By ROBERT JUMPER
ONE FEATHER EDITOR
We can never be too grateful. With all the opportunities and challenges that this new year will bring, we shouldn’t forget those people and things that make our lives better.
Our emergency services workers were praised time and time again this year for their dedication and service. The One Feather receives several “thank you” letters over the course of the year. The majority of those letters make mention of the assistance of EBCI fire, emergency medical and police personnel. At year’s end, many of our emergency services workers were pressed into duty to fight against fires, some intentionally set, both on and off the Boundary. Our men and women also helped with the devastating fires in Gatlinburg, Tenn. Not only did they fight the fires, they helped with the aftermath, which included recovering the remains of victims. From working stand-by for governmental and school events to overdoses to life-or-death medical situations our fire and emergency medical personnel have worked long, difficult hours on our behalf. As anyone who regularly reads the arrest report can attest, it has been a busy year for the patrol officers. They are on the front line of the “war” on drugs. But they also deal with domestic violence calls, wellness checks on the elderly, protection details and hundreds of other assignments to keep the Cherokee community safe and allow citizens to carry on our daily business. We may remember the efforts of these men and women with pride and gratitude.
The Cherokee Veteran’s Memorial received a long overdue overhaul. The memorial has been expanded to double its original size. The entire area was re-landscaped, with new pads for the tribe’s two artillery guns and tank, new concrete walkways, benches and trash receptacles. Old shrubbery that had been allowed to overgrow the granite slabs and monument with the lists of Cherokee soldiers was removed and the area pressure washed and cleaned. Our two artillery guns and tank were put on proper display, receiving an initial cleaning (with plans to restore the tank and partially restore the artillery guns in 2017). The entire electrical system at the memorial was overhauled to provide additional lighting for all of the displays, monuments, and flag. A life-sized bronze of Cherokee war hero Charles George was created and erected at the Veteran’s Memorial in the latter part of 2016. Several Cherokee veterans, the Executive Office and Tribal Council were all involved in bringing this tribute to those brave tribal members who served their country and nation through military service.
The Executive Office and Tribal Council enacted laws calling for staggered distribution of minor’s fund disbursement, allowing for tribal youth reaching the age to receive per capita compensation to avoid some hefty federal tax penalties. Many also saw the measure as a way to assist the youth, who typically come into a large sum of money early in life, in financial planning for the long term. They also enacted new law allowing tribal members advanced access of up to $500 per month of their next per capita pay out. These measures provide additional protection and accessibility for all tribal members. Money, hopefully, that will be used to enhance the quality of life and security of the community. We are grateful for the vision and wisdom of our leadership in making these historic changes to our tribal law.
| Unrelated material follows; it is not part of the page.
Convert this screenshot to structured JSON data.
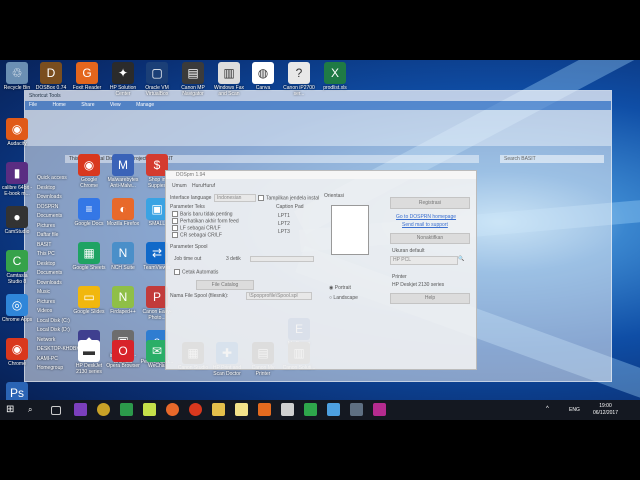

These are just three of the positive actions and achievements of our tribe during 2016. I encourage you to add and share your thoughts on the positive progress within our community. When we progress into this new year, we will be facing new challenges, threats and opportunities. Much was unresolved in 2016 and some will certainly find resolution this year. As we are sure to deal with dark clouds in 2017, we all need to take time to find our silver linings.